And then they got back together. Unlike most reunions, it was a triumph. They had not lost a single fan. More than that, they found a way to pull off the trick that eludes most boy bands: they were able to grow up.
Robbie Williams, who had used his stardom to openly mock the decline of his former colleagues, now found himself eclipsed by the return of Take That. So he did the one thing he swore he'd never do: he got back together with the band for a new--and fantastic -- album, and a blockbusting tour.
Post-Williams, the bloom went off the Take That rose. Another member left, reducing them to a three-piece. Their next album was a snooze. Currently, Gary Barlow is hosting a show on British TV designed to find five singing actors talented enough to play Take That in an upcoming West End musical based on their rise, fall, rise and current position which is neither a rise or a fall.
Last of the Founding Fathers to serve as President.
Author of the Monroe Doctrine which proclaimed that America should be free from European colonization and free from European interference. It further said that America should stay in neutral in European wars.
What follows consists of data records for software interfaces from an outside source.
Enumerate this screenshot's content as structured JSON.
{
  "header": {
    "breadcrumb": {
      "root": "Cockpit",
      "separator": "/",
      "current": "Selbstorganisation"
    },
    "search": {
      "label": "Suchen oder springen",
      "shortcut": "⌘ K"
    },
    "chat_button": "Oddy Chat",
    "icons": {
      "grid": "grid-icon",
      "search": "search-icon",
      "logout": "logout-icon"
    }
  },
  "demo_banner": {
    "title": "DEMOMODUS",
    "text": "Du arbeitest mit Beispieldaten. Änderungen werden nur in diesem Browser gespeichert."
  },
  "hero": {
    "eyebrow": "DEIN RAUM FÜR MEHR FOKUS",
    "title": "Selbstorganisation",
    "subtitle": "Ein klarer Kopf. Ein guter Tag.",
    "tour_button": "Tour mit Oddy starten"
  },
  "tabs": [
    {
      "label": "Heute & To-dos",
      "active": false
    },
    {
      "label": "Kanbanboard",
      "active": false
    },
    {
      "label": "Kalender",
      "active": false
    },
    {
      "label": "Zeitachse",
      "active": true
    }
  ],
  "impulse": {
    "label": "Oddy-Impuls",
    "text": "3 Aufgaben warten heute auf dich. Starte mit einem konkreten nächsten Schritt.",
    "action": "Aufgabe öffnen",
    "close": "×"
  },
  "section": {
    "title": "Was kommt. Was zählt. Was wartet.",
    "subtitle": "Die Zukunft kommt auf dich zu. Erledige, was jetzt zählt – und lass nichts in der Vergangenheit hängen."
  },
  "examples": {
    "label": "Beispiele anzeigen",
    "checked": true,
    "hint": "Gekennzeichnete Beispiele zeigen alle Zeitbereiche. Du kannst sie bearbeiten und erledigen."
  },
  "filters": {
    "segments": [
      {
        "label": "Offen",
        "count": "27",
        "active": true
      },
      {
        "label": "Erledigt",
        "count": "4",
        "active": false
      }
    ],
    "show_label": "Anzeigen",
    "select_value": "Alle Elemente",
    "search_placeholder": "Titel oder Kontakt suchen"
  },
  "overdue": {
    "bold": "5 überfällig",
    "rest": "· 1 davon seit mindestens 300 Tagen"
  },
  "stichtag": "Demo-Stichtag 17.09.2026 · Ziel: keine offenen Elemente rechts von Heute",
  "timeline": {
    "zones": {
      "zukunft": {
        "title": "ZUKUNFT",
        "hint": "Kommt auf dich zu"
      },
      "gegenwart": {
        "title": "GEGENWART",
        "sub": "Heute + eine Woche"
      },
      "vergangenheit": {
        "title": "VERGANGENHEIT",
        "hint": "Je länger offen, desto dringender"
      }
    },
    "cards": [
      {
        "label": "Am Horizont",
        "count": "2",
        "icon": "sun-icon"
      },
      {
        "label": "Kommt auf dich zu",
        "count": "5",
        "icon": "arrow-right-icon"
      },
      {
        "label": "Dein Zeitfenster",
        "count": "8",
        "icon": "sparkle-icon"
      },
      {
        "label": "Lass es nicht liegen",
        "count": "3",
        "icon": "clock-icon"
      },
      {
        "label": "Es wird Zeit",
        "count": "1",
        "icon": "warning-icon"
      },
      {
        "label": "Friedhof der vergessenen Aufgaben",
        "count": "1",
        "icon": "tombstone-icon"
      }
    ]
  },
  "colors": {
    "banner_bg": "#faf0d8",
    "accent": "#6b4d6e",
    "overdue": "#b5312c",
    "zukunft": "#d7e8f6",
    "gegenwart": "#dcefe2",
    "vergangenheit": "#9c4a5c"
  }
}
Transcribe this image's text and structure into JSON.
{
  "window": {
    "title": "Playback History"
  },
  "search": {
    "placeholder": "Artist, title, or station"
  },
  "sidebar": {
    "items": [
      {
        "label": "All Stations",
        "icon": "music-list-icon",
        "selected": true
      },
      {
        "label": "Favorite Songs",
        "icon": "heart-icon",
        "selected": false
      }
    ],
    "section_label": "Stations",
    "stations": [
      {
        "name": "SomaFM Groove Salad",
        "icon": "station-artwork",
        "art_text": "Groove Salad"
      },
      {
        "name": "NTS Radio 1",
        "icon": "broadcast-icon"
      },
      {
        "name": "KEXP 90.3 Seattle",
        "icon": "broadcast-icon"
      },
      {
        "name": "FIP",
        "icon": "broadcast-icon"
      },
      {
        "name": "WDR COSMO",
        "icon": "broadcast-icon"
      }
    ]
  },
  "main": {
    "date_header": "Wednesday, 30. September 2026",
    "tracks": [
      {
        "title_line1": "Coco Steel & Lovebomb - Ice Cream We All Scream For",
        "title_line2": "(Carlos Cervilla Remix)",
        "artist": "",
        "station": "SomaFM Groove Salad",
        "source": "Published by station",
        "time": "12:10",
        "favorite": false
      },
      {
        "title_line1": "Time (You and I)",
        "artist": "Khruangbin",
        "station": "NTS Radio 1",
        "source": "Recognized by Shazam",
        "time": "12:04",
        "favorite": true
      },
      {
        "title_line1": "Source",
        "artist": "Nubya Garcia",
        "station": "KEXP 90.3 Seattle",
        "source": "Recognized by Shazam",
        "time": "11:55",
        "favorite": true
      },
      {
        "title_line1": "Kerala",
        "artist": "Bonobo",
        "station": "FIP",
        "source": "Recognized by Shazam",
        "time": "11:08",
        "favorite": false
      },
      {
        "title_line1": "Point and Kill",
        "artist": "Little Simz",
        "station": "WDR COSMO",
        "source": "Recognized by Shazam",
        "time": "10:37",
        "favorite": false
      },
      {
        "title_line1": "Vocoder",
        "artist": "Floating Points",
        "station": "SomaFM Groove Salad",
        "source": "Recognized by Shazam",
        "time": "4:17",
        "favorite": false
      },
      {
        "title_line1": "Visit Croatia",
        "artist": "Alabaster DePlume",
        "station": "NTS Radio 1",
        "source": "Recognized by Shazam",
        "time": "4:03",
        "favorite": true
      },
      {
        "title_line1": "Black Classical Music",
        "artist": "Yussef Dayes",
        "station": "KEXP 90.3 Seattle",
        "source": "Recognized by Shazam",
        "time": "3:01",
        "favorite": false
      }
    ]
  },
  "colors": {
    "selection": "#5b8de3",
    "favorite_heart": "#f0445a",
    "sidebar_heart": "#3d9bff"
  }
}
When he ran for re-election in 1820 he had no opponent and received all electoral votes but one(New Hampshire was the holdout). His second term was known as the Era Of Good Feelings.
The city of Monrovia in Liberia was named after him. It was a destination for freed Ameican slaves. Of course, Monroe was an unrepentant slave owner who feared that if they were frred, laves would rise up against their oppressors so he went along with the decision to ship them back to Africa.
The White House was first painted white during Monroe's occupancy.
He bought Florida from Spain for $5 million.
Like Thomas Jefferson and John Adams before him, Monroe died on the fourth of July.
Are the they most influential boy band of all time? No, they wouldn't have existed without the Jackson Five, but do they have the most influence on the modern-day boy band phenomenon as we know it? YES! Without the Boston quintet, there would be no Boys II Men. Without Boys II Men, there would be no Backstreet Boys or N Sync. No N Sync, no Timberlake. It's a whole butterfly effect.
Not only did New Edition record a song called Boys To Men--on their classic Heart Break album-- not only did NE member Michael Bivins put BIIM together, but they laid down a blueprint of how a boy group could successfully age into maturity without losing their original fanbase.
They also accomplished something no boy band has ever achieved--although One Direction are putting up a convincing fight-- they all went on to solo careers of at least some level of success. Bobby Brown. Bell Biv Devoe. Ralph Tresvant. Latterday member Johnny Gill already had a solo career but went back to it when New Edition went on hiatus.
Their three-part biopic rceently shown on BET is filled with arguments, fistfights, bad record deals and inflated egos. It's well worth watching, not just to discover how they started to but to marvel at how long they've lasted.
Best known for his role in writing the Declaration of Independence and for having his face on the nickel.
Jefferson was a well-rounded man of varying interests. He was a voracious reader owning 6,487 books, a musician, an astronomer, a paleontologist obsessed with mammoth fossils, an agriculturist, a wine snob, a food snob and an architecture snob.
He designed his own house in Charlottesville, Virginia, which he called Monticello(little mountain in Italian.
The good news: Jefferson did not believe in owning slaves. The bad news: Monticello was built by the slaves he owned. He bore five children with one of them, Sally Hemings.
He discovered vanilla ice cream in France and brought the recipe back to America.
Jefferson was the first president to shake the hands of his constituents rather than bowing to them, which gave him the reputation as a man of the people.
He wrote 18,000 letters but feared public speaking. He delivered his State of the Union address in writing.
He was a vegetarian or as close to it as you could get in the 1800s, favoring peas, lettuce and fruit over animal flesh.